Skeptics have been counting fugal writing out for centuries; even J.S. Bach was thought of as a hopelessly old-fashioned composer during his lifetime for writing in such a relentlessly contrapuntal style. Time and again, the fugue has come back strong, even in the works of Twentieth century composers such as Bartok and Hindemith. Composer Henry Martin, a Rutgers University professor and pianist, makes a case for the fugue's continued relevance in the Twenty-first century with this persuasive collection of his own fugues.
Martin's writing can,in many ways, be compared to that of Paul Hindemith in his own mammoth collection of fugues, Ludus Tonalis. Both composers use tonal centers as strong reference points, but feel free to engage in rather chromatic flights of fantasy during often-digressive journeys away from tonic and back again. This is particularly true of Martin's prelude and fugue in F#-minor, with its rollicking bass motive and dizzying counter-subject. Other pieces adopt a kind of Coplandesque "Americana" sound, like the pastoral fugue in G Major.
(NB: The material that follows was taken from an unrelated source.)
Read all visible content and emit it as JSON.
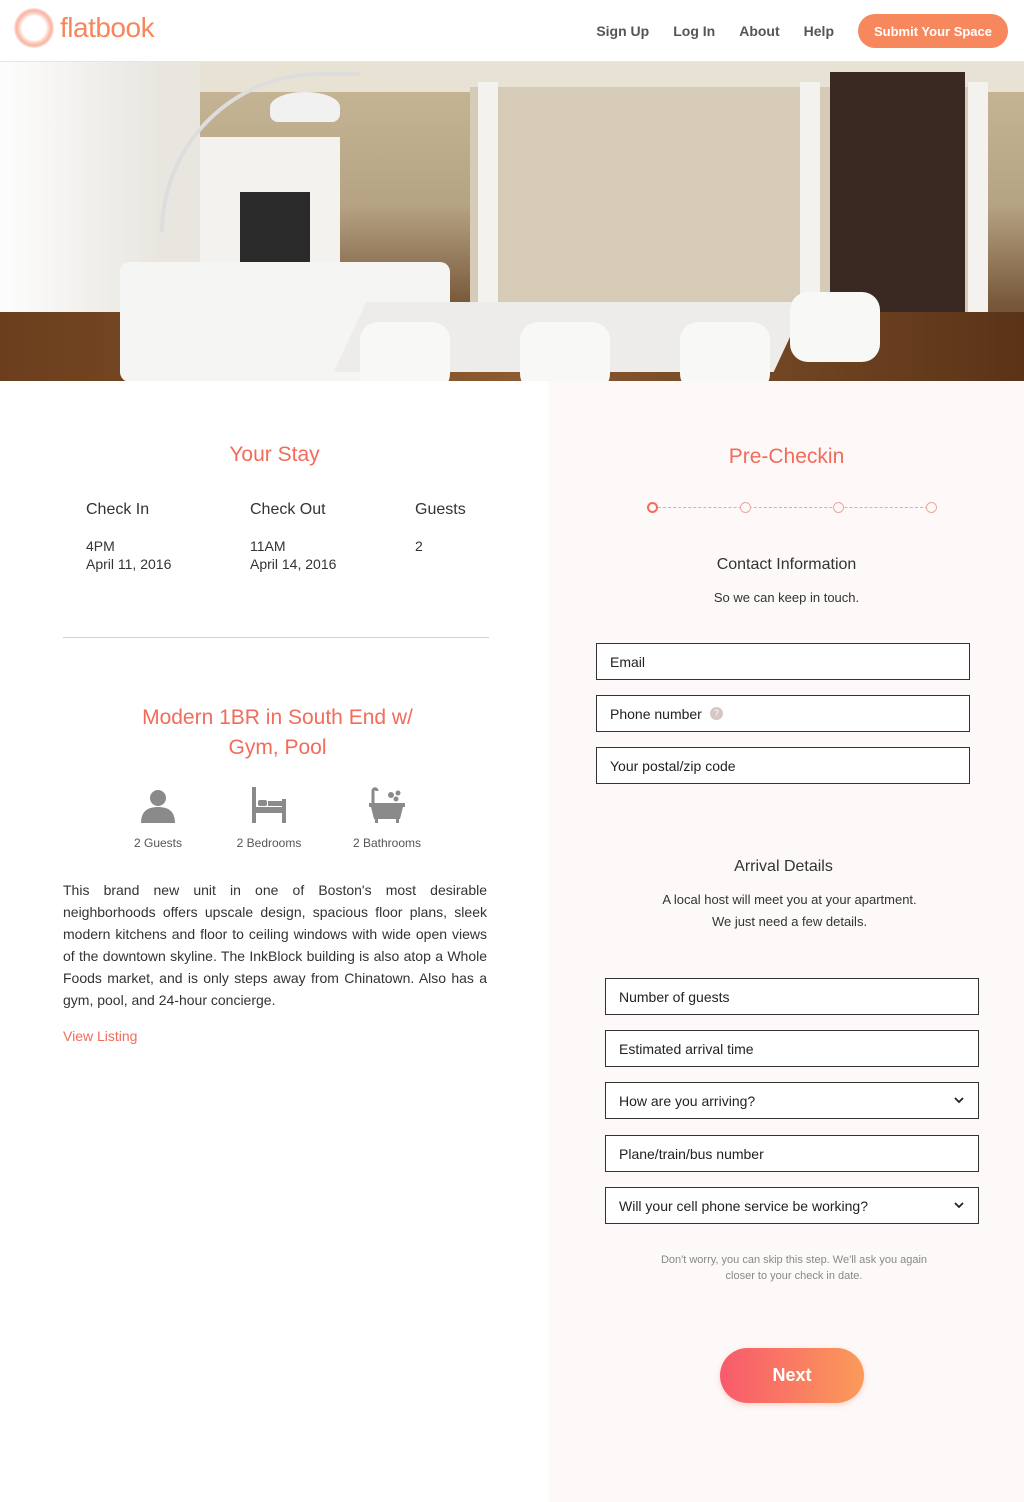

Martin is heavily involved, both as scholar and performer, in the world of jazz. As such, it is no surprise that some of the album's strongest fugues retain elements of jazz style. The "Praeludium et Fuga XIII in G-flat Major (Slow Drag)" is the most blatantly jazzy of these; Martin plays this contrapuntal rag with aplomb.